── EXERCISE INPUTS ──
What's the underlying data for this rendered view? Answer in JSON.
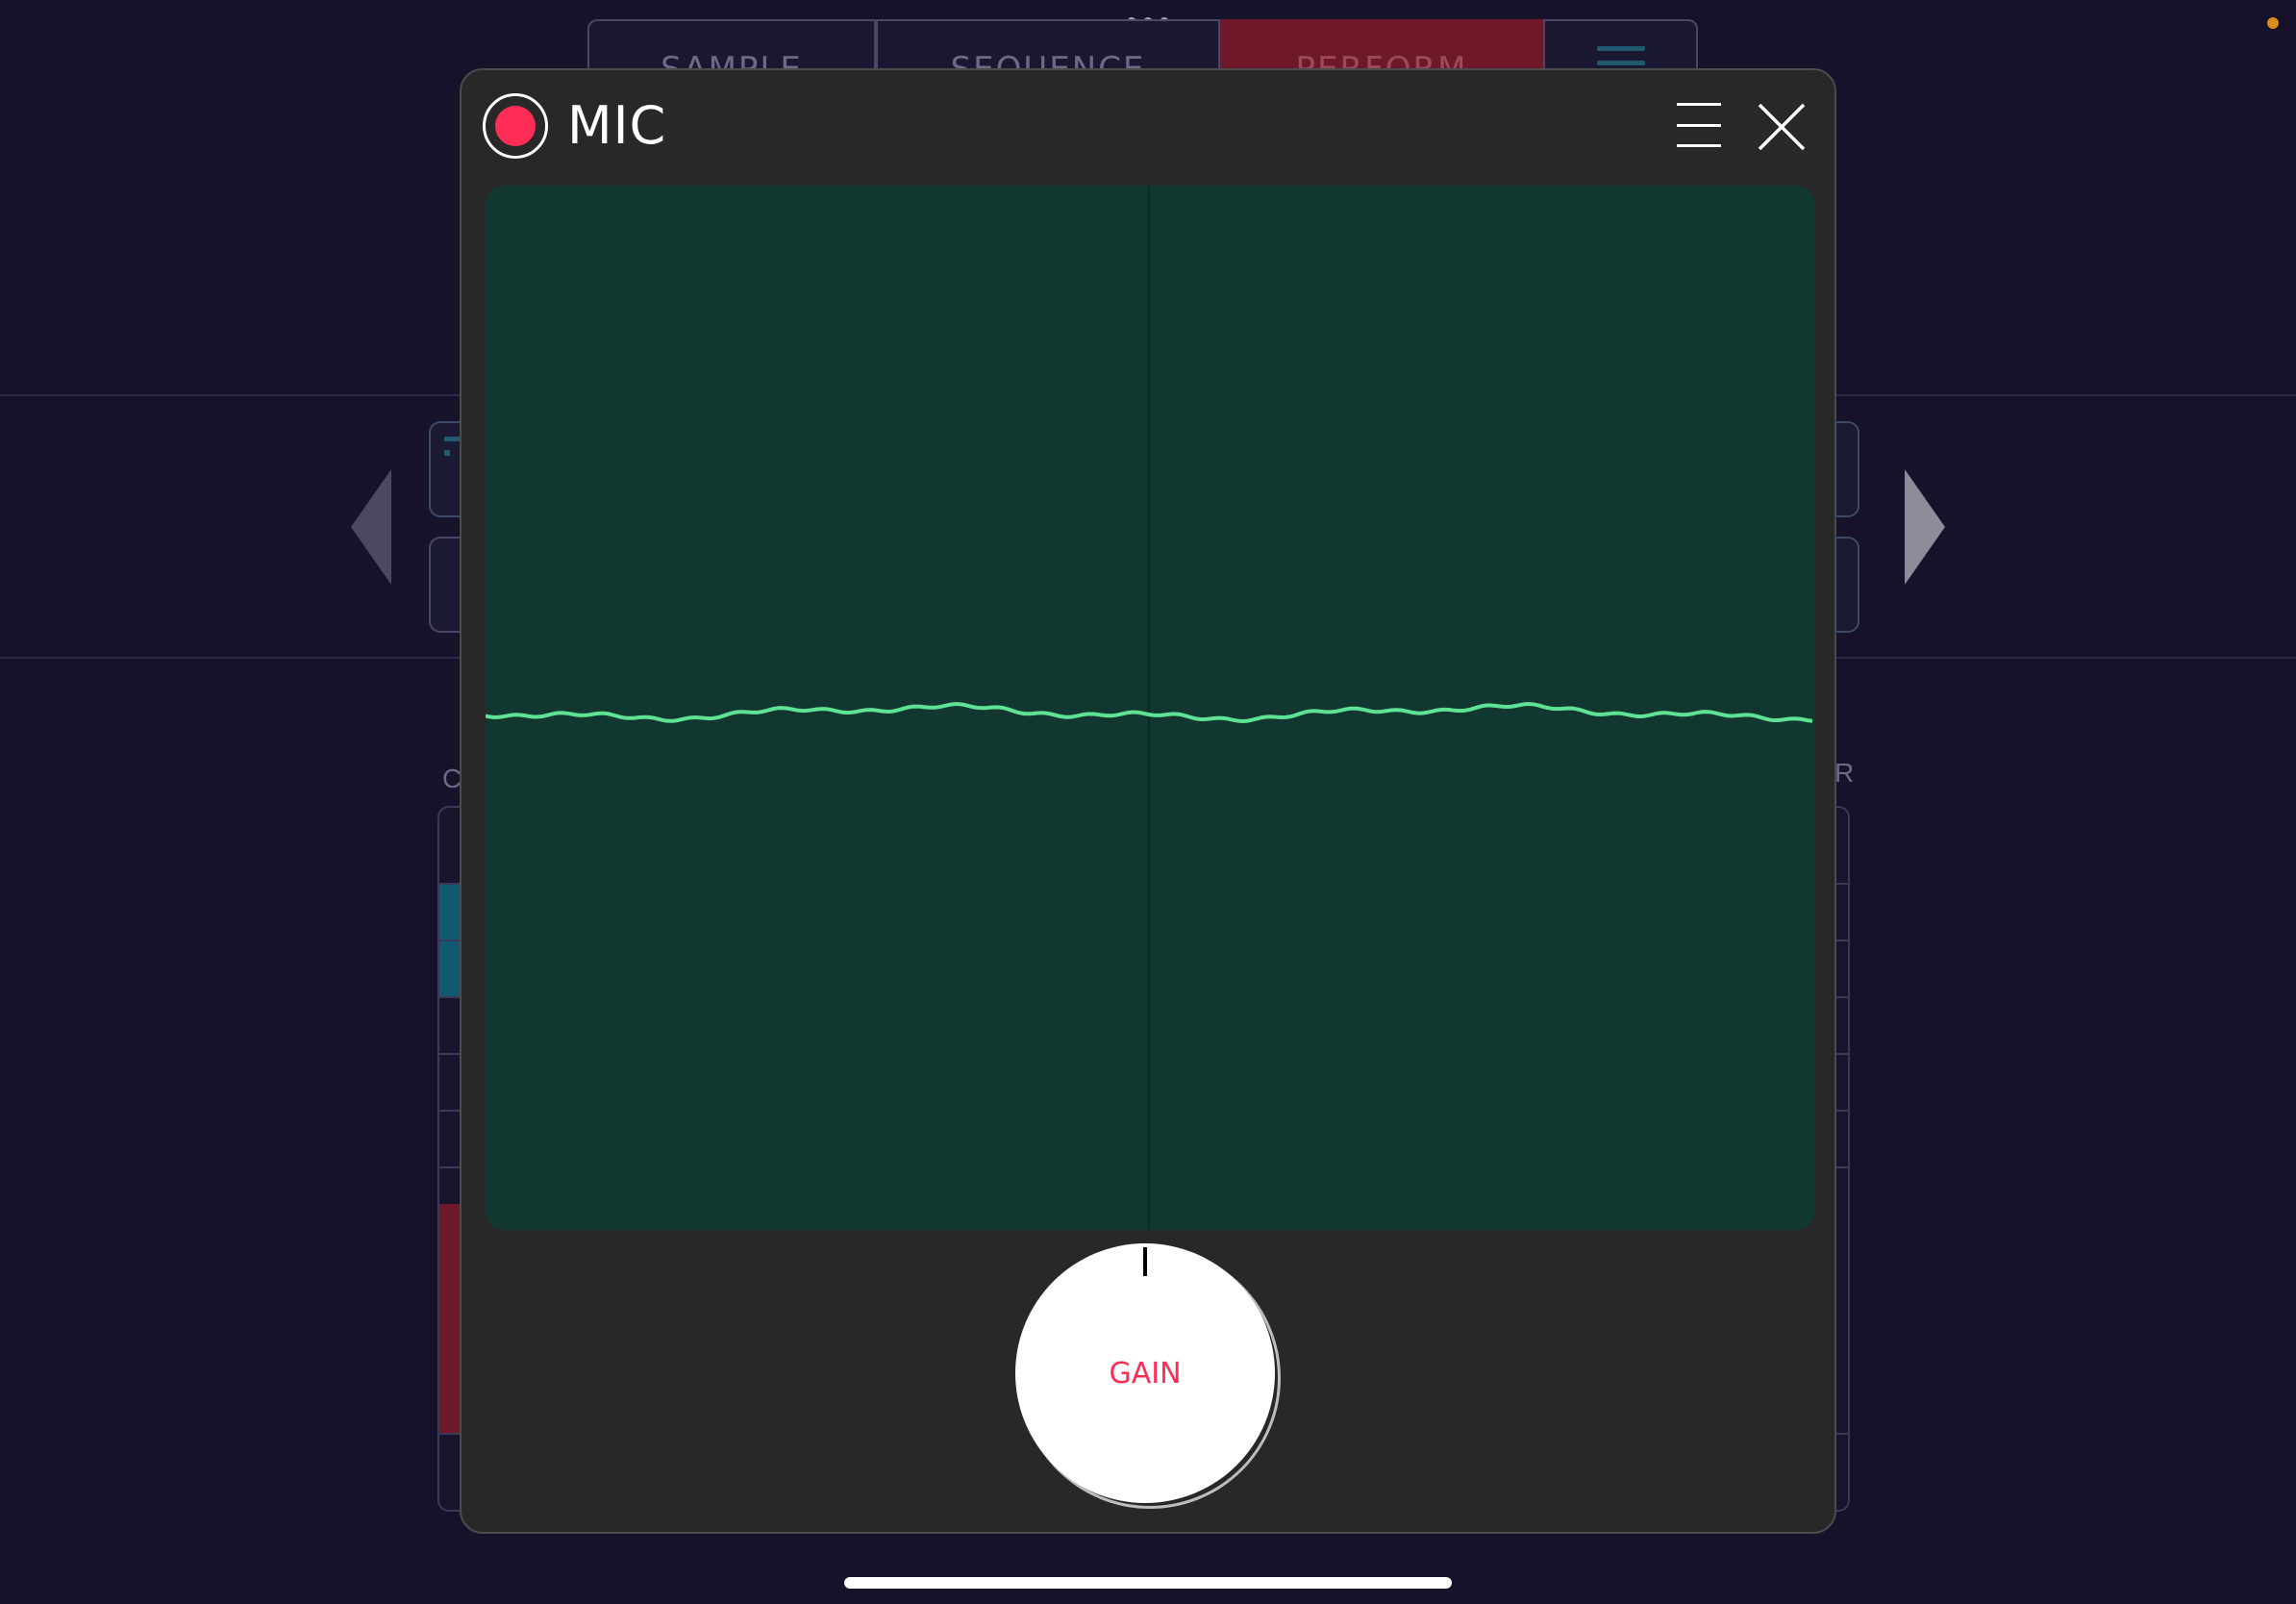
{
  "colors": {
    "background": "#15122a",
    "dialog": "#282828",
    "scope": "#113730",
    "waveform": "#5ee394",
    "record": "#ff2d55",
    "status_dot": "#d98a1d"
  },
  "top_tabs": [
    {
      "label": "SAMPLE"
    },
    {
      "label": "SEQUENCE"
    },
    {
      "label": "PERFORM"
    }
  ],
  "side_labels": {
    "left": "C",
    "right": "R"
  },
  "dialog": {
    "title": "MIC",
    "icons": {
      "record": "record-icon",
      "menu": "hamburger-icon",
      "close": "close-icon"
    }
  },
  "gain_knob": {
    "label": "GAIN",
    "value": 0
  }
}
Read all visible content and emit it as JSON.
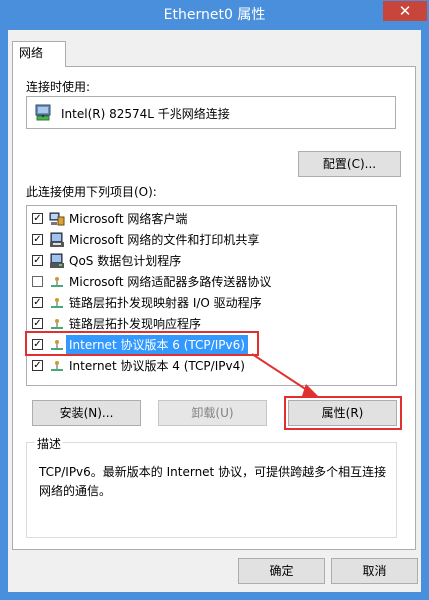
{
  "window": {
    "title": "Ethernet0 属性",
    "close": "✕"
  },
  "tab": {
    "label": "网络"
  },
  "connect_using": {
    "label": "连接时使用:",
    "adapter": "Intel(R) 82574L 千兆网络连接"
  },
  "buttons": {
    "configure": "配置(C)...",
    "install": "安装(N)...",
    "uninstall": "卸载(U)",
    "properties": "属性(R)",
    "ok": "确定",
    "cancel": "取消"
  },
  "items_label": "此连接使用下列项目(O):",
  "items": [
    {
      "label": "Microsoft 网络客户端",
      "checked": true,
      "icon": "network-client-icon"
    },
    {
      "label": "Microsoft 网络的文件和打印机共享",
      "checked": true,
      "icon": "file-printer-share-icon"
    },
    {
      "label": "QoS 数据包计划程序",
      "checked": true,
      "icon": "qos-icon"
    },
    {
      "label": "Microsoft 网络适配器多路传送器协议",
      "checked": false,
      "icon": "protocol-icon"
    },
    {
      "label": "链路层拓扑发现映射器 I/O 驱动程序",
      "checked": true,
      "icon": "protocol-icon"
    },
    {
      "label": "链路层拓扑发现响应程序",
      "checked": true,
      "icon": "protocol-icon"
    },
    {
      "label": "Internet 协议版本 6 (TCP/IPv6)",
      "checked": true,
      "icon": "protocol-icon",
      "selected": true
    },
    {
      "label": "Internet 协议版本 4 (TCP/IPv4)",
      "checked": true,
      "icon": "protocol-icon"
    }
  ],
  "description": {
    "title": "描述",
    "text": "TCP/IPv6。最新版本的 Internet 协议，可提供跨越多个相互连接网络的通信。"
  },
  "colors": {
    "title_bar": "#4a8fdb",
    "close": "#c7453b",
    "selection": "#3399ff",
    "highlight": "#e03030"
  }
}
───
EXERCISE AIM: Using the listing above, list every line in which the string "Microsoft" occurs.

RESULT OF THIS EXERCISE:
      "label": "Microsoft 网络客户端",
      "label": "Microsoft 网络的文件和打印机共享",
      "label": "Microsoft 网络适配器多路传送器协议",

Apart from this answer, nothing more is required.